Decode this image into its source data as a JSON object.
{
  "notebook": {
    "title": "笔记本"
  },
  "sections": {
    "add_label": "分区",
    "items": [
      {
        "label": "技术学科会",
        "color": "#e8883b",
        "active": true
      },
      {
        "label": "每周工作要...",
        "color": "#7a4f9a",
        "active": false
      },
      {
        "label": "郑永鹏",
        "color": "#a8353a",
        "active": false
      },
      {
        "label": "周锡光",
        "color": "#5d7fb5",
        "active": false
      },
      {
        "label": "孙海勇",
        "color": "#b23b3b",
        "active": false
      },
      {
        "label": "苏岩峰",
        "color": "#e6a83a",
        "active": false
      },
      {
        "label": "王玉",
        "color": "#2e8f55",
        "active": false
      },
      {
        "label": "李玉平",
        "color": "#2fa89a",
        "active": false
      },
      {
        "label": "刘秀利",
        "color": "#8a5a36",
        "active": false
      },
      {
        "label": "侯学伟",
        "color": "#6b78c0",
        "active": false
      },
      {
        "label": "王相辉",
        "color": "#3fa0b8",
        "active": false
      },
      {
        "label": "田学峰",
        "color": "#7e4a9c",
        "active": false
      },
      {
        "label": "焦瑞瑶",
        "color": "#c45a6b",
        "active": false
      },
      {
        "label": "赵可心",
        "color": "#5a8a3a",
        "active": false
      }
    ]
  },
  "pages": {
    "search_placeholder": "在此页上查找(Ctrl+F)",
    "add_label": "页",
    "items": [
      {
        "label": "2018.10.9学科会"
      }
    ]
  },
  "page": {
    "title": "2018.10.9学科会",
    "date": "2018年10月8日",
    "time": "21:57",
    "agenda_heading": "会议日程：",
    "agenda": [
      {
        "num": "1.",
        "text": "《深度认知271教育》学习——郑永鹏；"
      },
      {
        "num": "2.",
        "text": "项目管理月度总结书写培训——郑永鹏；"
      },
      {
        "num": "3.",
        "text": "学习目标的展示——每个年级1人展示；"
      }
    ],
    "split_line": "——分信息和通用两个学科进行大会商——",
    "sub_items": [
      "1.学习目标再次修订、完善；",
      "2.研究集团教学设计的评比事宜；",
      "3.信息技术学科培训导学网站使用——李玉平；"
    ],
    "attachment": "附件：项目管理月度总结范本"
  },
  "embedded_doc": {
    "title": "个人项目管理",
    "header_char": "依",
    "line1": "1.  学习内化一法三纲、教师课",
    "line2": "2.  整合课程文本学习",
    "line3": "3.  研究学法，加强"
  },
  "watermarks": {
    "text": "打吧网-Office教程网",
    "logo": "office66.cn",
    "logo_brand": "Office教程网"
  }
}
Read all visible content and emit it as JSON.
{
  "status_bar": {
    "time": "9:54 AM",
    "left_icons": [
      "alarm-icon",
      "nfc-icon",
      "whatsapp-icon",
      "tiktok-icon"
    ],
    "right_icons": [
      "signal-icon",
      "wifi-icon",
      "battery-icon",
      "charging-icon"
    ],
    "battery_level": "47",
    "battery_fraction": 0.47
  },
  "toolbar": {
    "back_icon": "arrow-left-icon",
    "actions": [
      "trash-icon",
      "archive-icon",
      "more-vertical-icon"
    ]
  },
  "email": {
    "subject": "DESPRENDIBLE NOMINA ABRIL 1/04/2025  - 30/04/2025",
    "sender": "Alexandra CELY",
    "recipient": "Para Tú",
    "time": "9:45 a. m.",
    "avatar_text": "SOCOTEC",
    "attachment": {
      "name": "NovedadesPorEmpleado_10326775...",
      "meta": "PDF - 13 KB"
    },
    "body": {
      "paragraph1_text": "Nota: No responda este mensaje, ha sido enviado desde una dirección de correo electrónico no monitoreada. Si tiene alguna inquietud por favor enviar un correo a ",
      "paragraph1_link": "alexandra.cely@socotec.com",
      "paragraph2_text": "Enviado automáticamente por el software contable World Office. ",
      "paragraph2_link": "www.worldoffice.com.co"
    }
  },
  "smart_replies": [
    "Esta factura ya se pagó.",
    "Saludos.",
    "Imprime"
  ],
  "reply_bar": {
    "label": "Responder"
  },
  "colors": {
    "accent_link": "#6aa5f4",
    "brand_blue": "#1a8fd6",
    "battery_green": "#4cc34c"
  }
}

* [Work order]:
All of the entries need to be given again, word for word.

* [Task response]:
Decode this image into its source data as a JSON object.
{
  "notebook": {
    "title": "笔记本"
  },
  "sections": {
    "add_label": "分区",
    "items": [
      {
        "label": "技术学科会",
        "color": "#e8883b",
        "active": true
      },
      {
        "label": "每周工作要...",
        "color": "#7a4f9a",
        "active": false
      },
      {
        "label": "郑永鹏",
        "color": "#a8353a",
        "active": false
      },
      {
        "label": "周锡光",
        "color": "#5d7fb5",
        "active": false
      },
      {
        "label": "孙海勇",
        "color": "#b23b3b",
        "active": false
      },
      {
        "label": "苏岩峰",
        "color": "#e6a83a",
        "active": false
      },
      {
        "label": "王玉",
        "color": "#2e8f55",
        "active": false
      },
      {
        "label": "李玉平",
        "color": "#2fa89a",
        "active": false
      },
      {
        "label": "刘秀利",
        "color": "#8a5a36",
        "active": false
      },
      {
        "label": "侯学伟",
        "color": "#6b78c0",
        "active": false
      },
      {
        "label": "王相辉",
        "color": "#3fa0b8",
        "active": false
      },
      {
        "label": "田学峰",
        "color": "#7e4a9c",
        "active": false
      },
      {
        "label": "焦瑞瑶",
        "color": "#c45a6b",
        "active": false
      },
      {
        "label": "赵可心",
        "color": "#5a8a3a",
        "active": false
      }
    ]
  },
  "pages": {
    "search_placeholder": "在此页上查找(Ctrl+F)",
    "add_label": "页",
    "items": [
      {
        "label": "2018.10.9学科会"
      }
    ]
  },
  "page": {
    "title": "2018.10.9学科会",
    "date": "2018年10月8日",
    "time": "21:57",
    "agenda_heading": "会议日程：",
    "agenda": [
      {
        "num": "1.",
        "text": "《深度认知271教育》学习——郑永鹏；"
      },
      {
        "num": "2.",
        "text": "项目管理月度总结书写培训——郑永鹏；"
      },
      {
        "num": "3.",
        "text": "学习目标的展示——每个年级1人展示；"
      }
    ],
    "split_line": "——分信息和通用两个学科进行大会商——",
    "sub_items": [
      "1.学习目标再次修订、完善；",
      "2.研究集团教学设计的评比事宜；",
      "3.信息技术学科培训导学网站使用——李玉平；"
    ],
    "attachment": "附件：项目管理月度总结范本"
  },
  "embedded_doc": {
    "title": "个人项目管理",
    "header_char": "依",
    "line1": "1.  学习内化一法三纲、教师课",
    "line2": "2.  整合课程文本学习",
    "line3": "3.  研究学法，加强"
  },
  "watermarks": {
    "text": "打吧网-Office教程网",
    "logo": "office66.cn",
    "logo_brand": "Office教程网"
  }
}
Read all visible content and emit it as JSON.
{
  "status_bar": {
    "time": "9:54 AM",
    "left_icons": [
      "alarm-icon",
      "nfc-icon",
      "whatsapp-icon",
      "tiktok-icon"
    ],
    "right_icons": [
      "signal-icon",
      "wifi-icon",
      "battery-icon",
      "charging-icon"
    ],
    "battery_level": "47",
    "battery_fraction": 0.47
  },
  "toolbar": {
    "back_icon": "arrow-left-icon",
    "actions": [
      "trash-icon",
      "archive-icon",
      "more-vertical-icon"
    ]
  },
  "email": {
    "subject": "DESPRENDIBLE NOMINA ABRIL 1/04/2025  - 30/04/2025",
    "sender": "Alexandra CELY",
    "recipient": "Para Tú",
    "time": "9:45 a. m.",
    "avatar_text": "SOCOTEC",
    "attachment": {
      "name": "NovedadesPorEmpleado_10326775...",
      "meta": "PDF - 13 KB"
    },
    "body": {
      "paragraph1_text": "Nota: No responda este mensaje, ha sido enviado desde una dirección de correo electrónico no monitoreada. Si tiene alguna inquietud por favor enviar un correo a ",
      "paragraph1_link": "alexandra.cely@socotec.com",
      "paragraph2_text": "Enviado automáticamente por el software contable World Office. ",
      "paragraph2_link": "www.worldoffice.com.co"
    }
  },
  "smart_replies": [
    "Esta factura ya se pagó.",
    "Saludos.",
    "Imprime"
  ],
  "reply_bar": {
    "label": "Responder"
  },
  "colors": {
    "accent_link": "#6aa5f4",
    "brand_blue": "#1a8fd6",
    "battery_green": "#4cc34c"
  }
}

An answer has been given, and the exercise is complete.